- A policyholder's claims history will follow him or her for up to seven years even if he or she switches providers.
- Some claims, particularly those that involve water damage, can cause providers to drop policyholders. The reason: water damage can involve mold, which is expensive to repair and can recur.
- Filing a business insurance claim can be an arduous process, and there can be expenses involved in documenting the damage, the cause of it and its effects on the company's finances.
- If a maintenance issue is involved in the loss, don't file the claim. It likely will be rejected.
The Most Common Claims and Payouts
Part of the decision on whether to file a commercial insurance claim rests with the type of claim. That has a huge effect on the potential loss. When a business owner suffers large losses, the decision leans much more heavily toward filing the claim.
According the study by The Hartford, the five most common commercial and property liability claims are the following:
- Burglary and theft: 20 percent of all commercial claims, however, the average payout for these claims is only about $8,000
- Water and freezing damage: 15 percent, average payout: $17,000
- Wind and hail: 15 percent, average payout: $26,000
- Fire: 10 percent, average payout: $35,000
- Customer slip and fall: 10 percent, average payout: $20,000
The message from these statistics is clear: most burglary and theft claims might not be worth the potential consequences of filing a claim. Property damage claims probably depend on the amount of damage and the deductible.
On the other hand, claims for customer slip-and-fall cases should be filed immediately. Most liability claims have no deductible, and the potential for huge awards is great; it's best to have the insurance provider in on them immediately.
It's important to respond quickly to the two least frequent claims types: reputational harm and commercial vehicle accidents. The average payouts are $50,000 and $45,000, respectively.
Related Article: 9 Ways to Save Money on Business Insurance

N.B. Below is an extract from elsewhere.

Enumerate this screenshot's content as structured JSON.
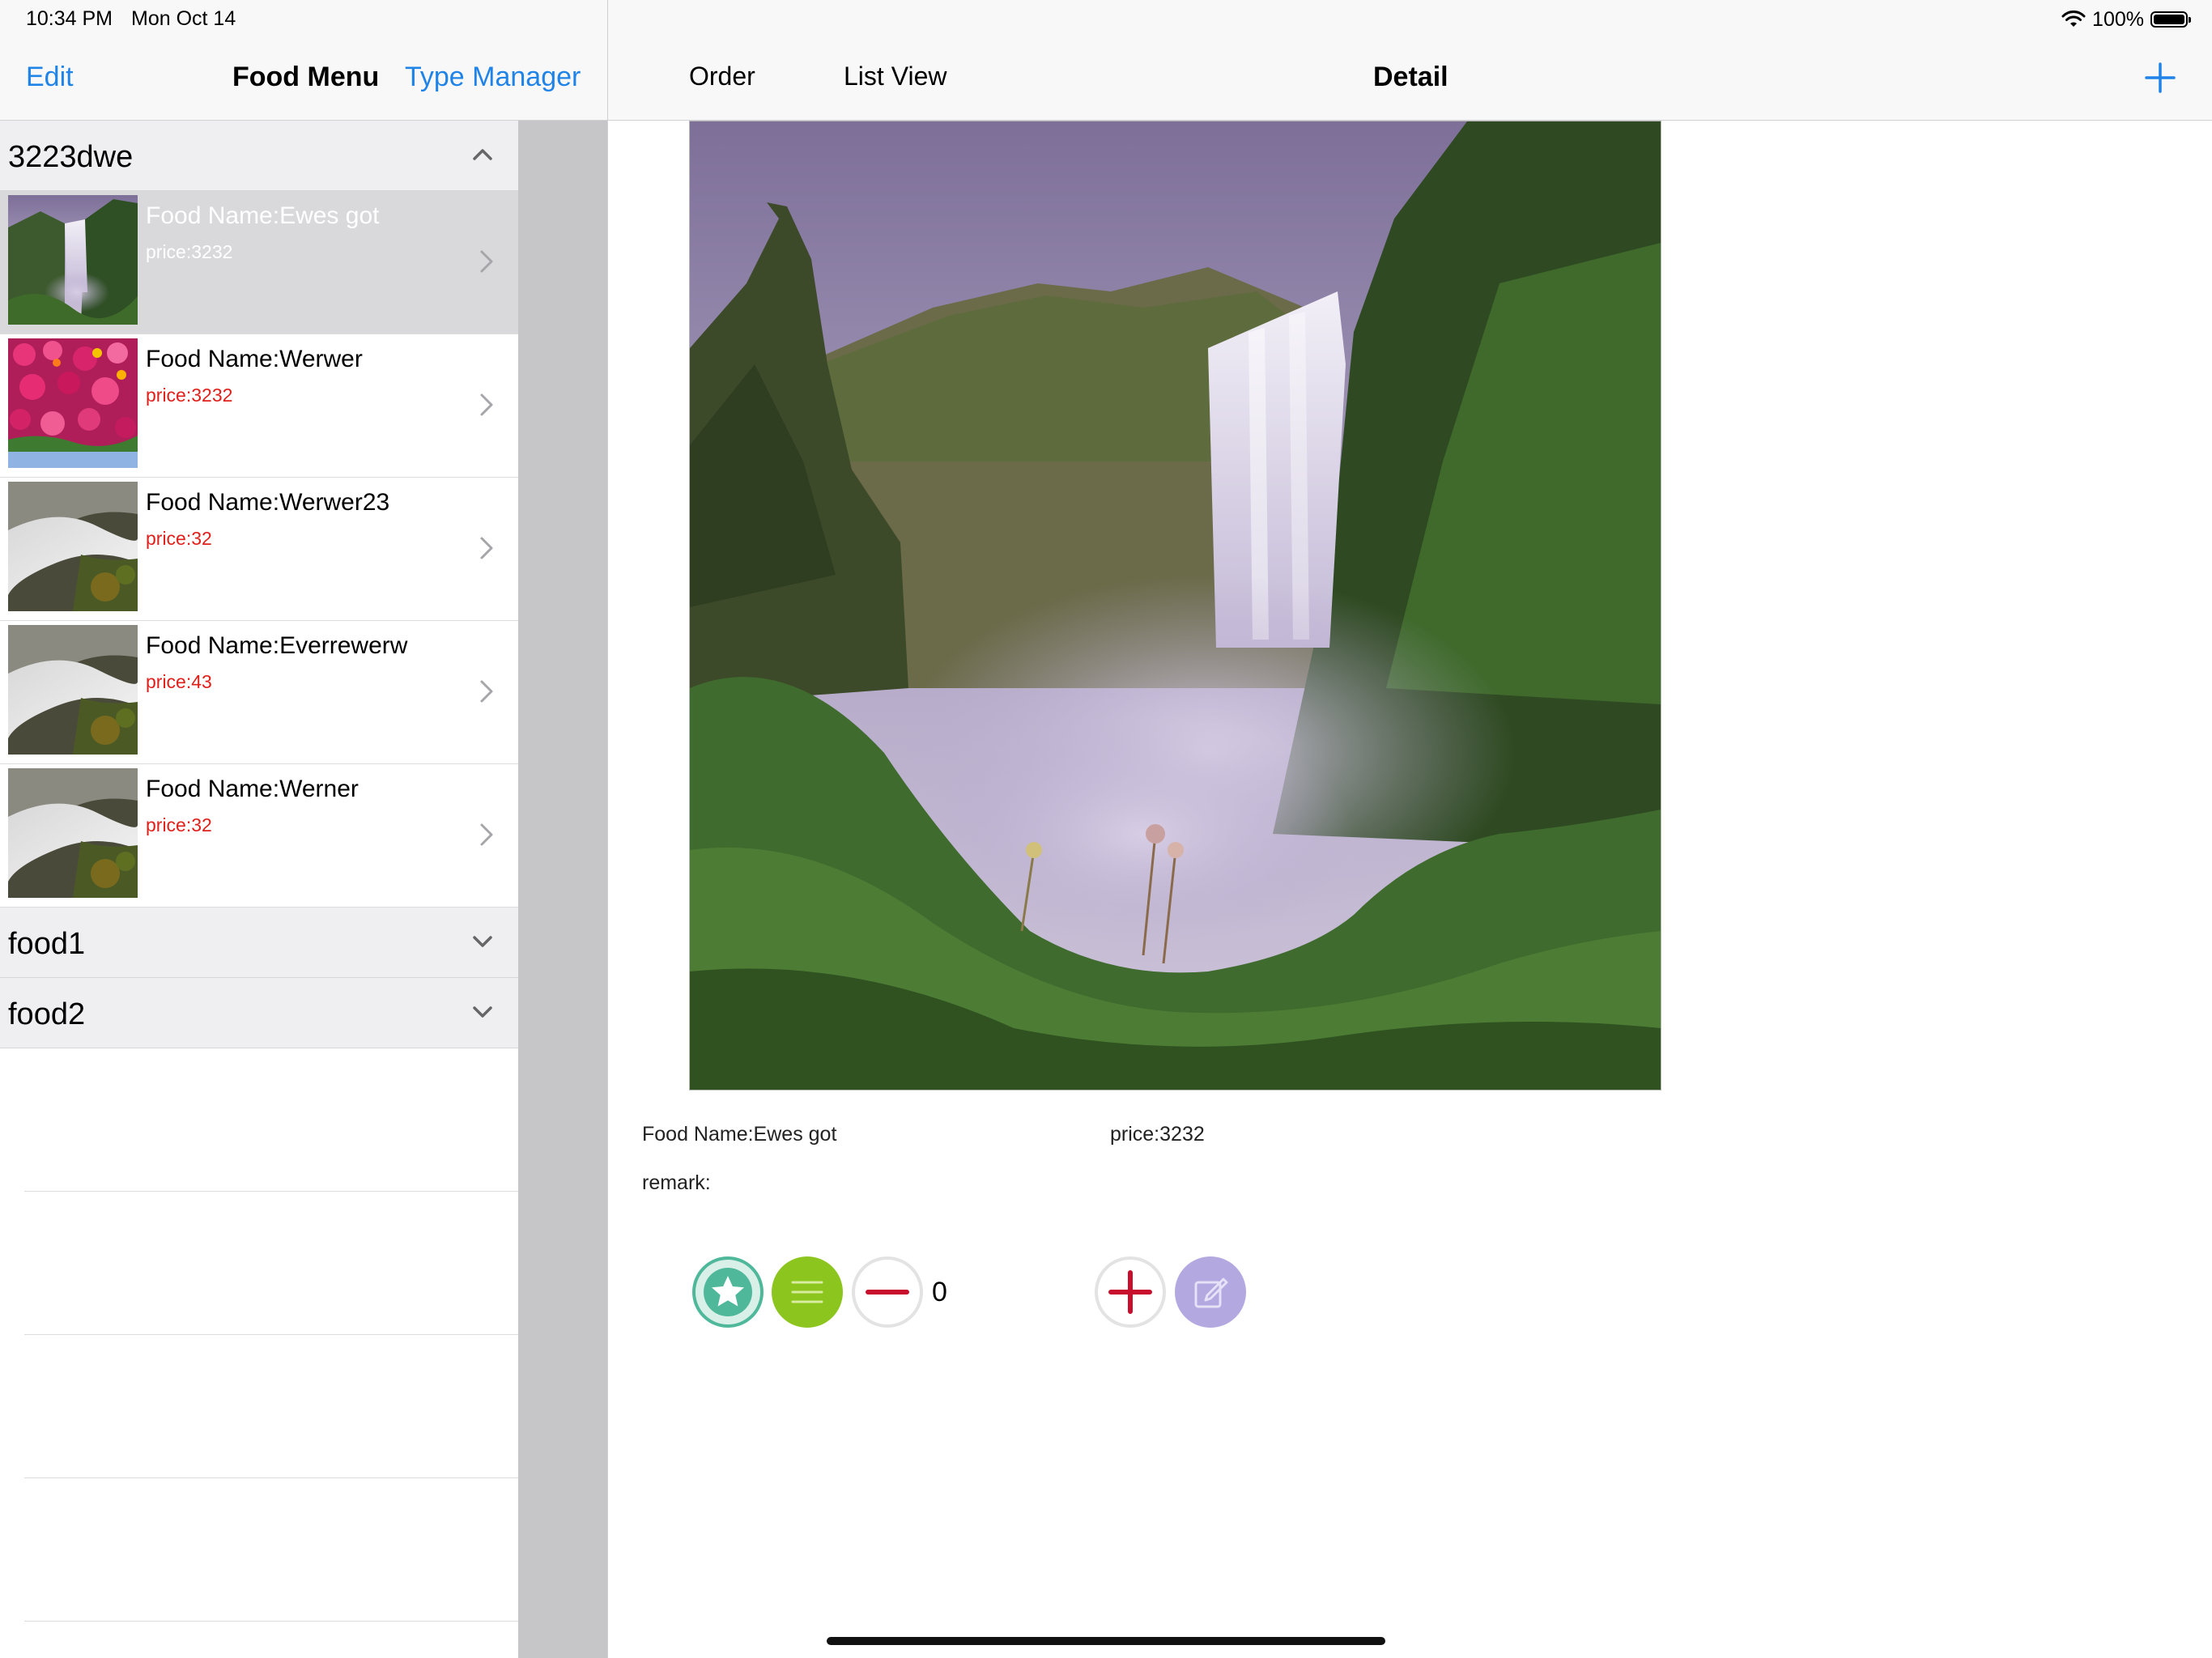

When the Decision is to File a Claim
Once the business owner has weighed all the factors and decided to file a claim, the best thing he or she can do is review the policy again to make sure the venture is insured against that particular threat. Then the policyholder should contact the provider as soon as possible.
The Insurance Information Institute recommends holding off on permanent repairs until an insurance company gives the OK. However, the policyholder should make temporary repairs to keep the damage from worsening.
For example, if there's a hole in the roof, put up a tarp to prevent more problems. If there's damage to any equipment, save the damaged parts.
Policyholders who plan to file business interruption claims must be able to demonstrate the income generated before and after the loss, including the cost of relocation to a temporary location.
The Answer to the Question
None of this is intended to discourage small business owners from filing claims against their commercial policies. However, knowing when to pick one's spots for a claim can result in long-term gains that could be more beneficial than a small payout now.
As is true for any decision involving a company, business owners should always weigh the benefits of taking action against the potential downside.